On the other hand, uniformitarianism is NOT an assumption. It is a good scientific theory in that it is capable of predicting many scientific observations quite well. It is both testable and refutable. This theory is only a theory and there is important evidence, well-known to scientists, that it cannot predict or explain. Most scientists, if they are honest and if they think carefully, will agree that uniformitarianism cannot explain all known facts about the geological history of the earth. Those who, like me, believe that the flood of Noah is an actual event should not be defensive about uniformitarianism because the flood is not inherently opposed to the theory of uniformitarianism and uniformitarianism, properly understood, does not disprove that a miraculous flood may have occurred several thousand years ago.
Please note that I believe in the miraculous creation of Adam and Eve ex-nihilo and I believe that there was a massive flood in the days of Noah which God used to judge the world at that time. Neither event can be explained by science for the very reason that they were supernatural interventions by God into the natural world. I see no reason for those who believe in God’s miraculous intervention to create life, to create humans or to flood the world to oppose either the theory of uniformitarianism or the science standard “Science assumes natural events happen today as they happened in the past.”
I have a question. Why are you opposing the science standards? Which standard to you find to be anti-Christian?
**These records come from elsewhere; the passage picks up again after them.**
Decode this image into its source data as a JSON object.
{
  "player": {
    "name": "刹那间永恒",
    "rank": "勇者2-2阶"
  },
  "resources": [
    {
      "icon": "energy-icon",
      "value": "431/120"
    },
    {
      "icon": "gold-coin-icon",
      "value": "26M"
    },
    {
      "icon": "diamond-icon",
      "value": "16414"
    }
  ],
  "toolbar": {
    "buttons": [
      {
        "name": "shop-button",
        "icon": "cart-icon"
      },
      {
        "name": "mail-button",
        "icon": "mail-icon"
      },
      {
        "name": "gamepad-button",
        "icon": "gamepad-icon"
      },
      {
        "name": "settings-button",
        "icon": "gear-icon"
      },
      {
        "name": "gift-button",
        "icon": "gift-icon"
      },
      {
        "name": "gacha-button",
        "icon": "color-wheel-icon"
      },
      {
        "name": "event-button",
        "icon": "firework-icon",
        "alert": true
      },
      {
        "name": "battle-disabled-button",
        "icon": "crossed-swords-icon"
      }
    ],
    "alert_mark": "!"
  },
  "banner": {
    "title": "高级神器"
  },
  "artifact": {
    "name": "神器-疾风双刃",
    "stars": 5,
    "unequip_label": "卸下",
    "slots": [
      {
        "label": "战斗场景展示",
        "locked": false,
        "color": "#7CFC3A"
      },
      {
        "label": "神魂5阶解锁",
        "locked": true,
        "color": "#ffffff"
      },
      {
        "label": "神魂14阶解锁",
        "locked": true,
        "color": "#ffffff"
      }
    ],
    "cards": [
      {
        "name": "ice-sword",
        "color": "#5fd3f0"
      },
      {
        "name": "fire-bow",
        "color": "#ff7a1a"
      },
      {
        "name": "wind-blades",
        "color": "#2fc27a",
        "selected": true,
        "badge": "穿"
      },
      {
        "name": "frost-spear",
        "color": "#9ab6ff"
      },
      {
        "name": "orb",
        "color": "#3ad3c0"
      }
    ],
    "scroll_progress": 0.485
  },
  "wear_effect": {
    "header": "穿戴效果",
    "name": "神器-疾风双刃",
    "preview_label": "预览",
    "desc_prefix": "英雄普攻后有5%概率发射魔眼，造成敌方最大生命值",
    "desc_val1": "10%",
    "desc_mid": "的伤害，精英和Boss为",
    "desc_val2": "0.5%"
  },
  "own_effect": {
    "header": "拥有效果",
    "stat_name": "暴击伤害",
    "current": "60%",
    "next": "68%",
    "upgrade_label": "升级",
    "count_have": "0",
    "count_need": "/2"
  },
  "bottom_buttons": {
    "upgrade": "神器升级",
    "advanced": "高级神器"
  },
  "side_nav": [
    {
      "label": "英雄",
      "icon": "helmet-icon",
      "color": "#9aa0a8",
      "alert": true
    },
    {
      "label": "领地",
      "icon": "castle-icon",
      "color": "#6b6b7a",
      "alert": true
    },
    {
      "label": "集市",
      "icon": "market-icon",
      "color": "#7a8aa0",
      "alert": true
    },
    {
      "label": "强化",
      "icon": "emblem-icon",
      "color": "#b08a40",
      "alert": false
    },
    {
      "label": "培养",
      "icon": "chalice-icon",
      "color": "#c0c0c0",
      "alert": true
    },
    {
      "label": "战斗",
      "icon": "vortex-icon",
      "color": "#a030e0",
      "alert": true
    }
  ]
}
I am curious about this. Perhaps it is one about evolution. I have not looked carefully at these standards, so I would love to hear from you which standards you find to be either unwise for the study of science or inherently anti-Christian.
Please do not hesitate for a moment to ask me follow-up questions. I would be happy to discuss this by phone as well if you like. I am passionate about these questions, both as a science professor and as a Christian apologist.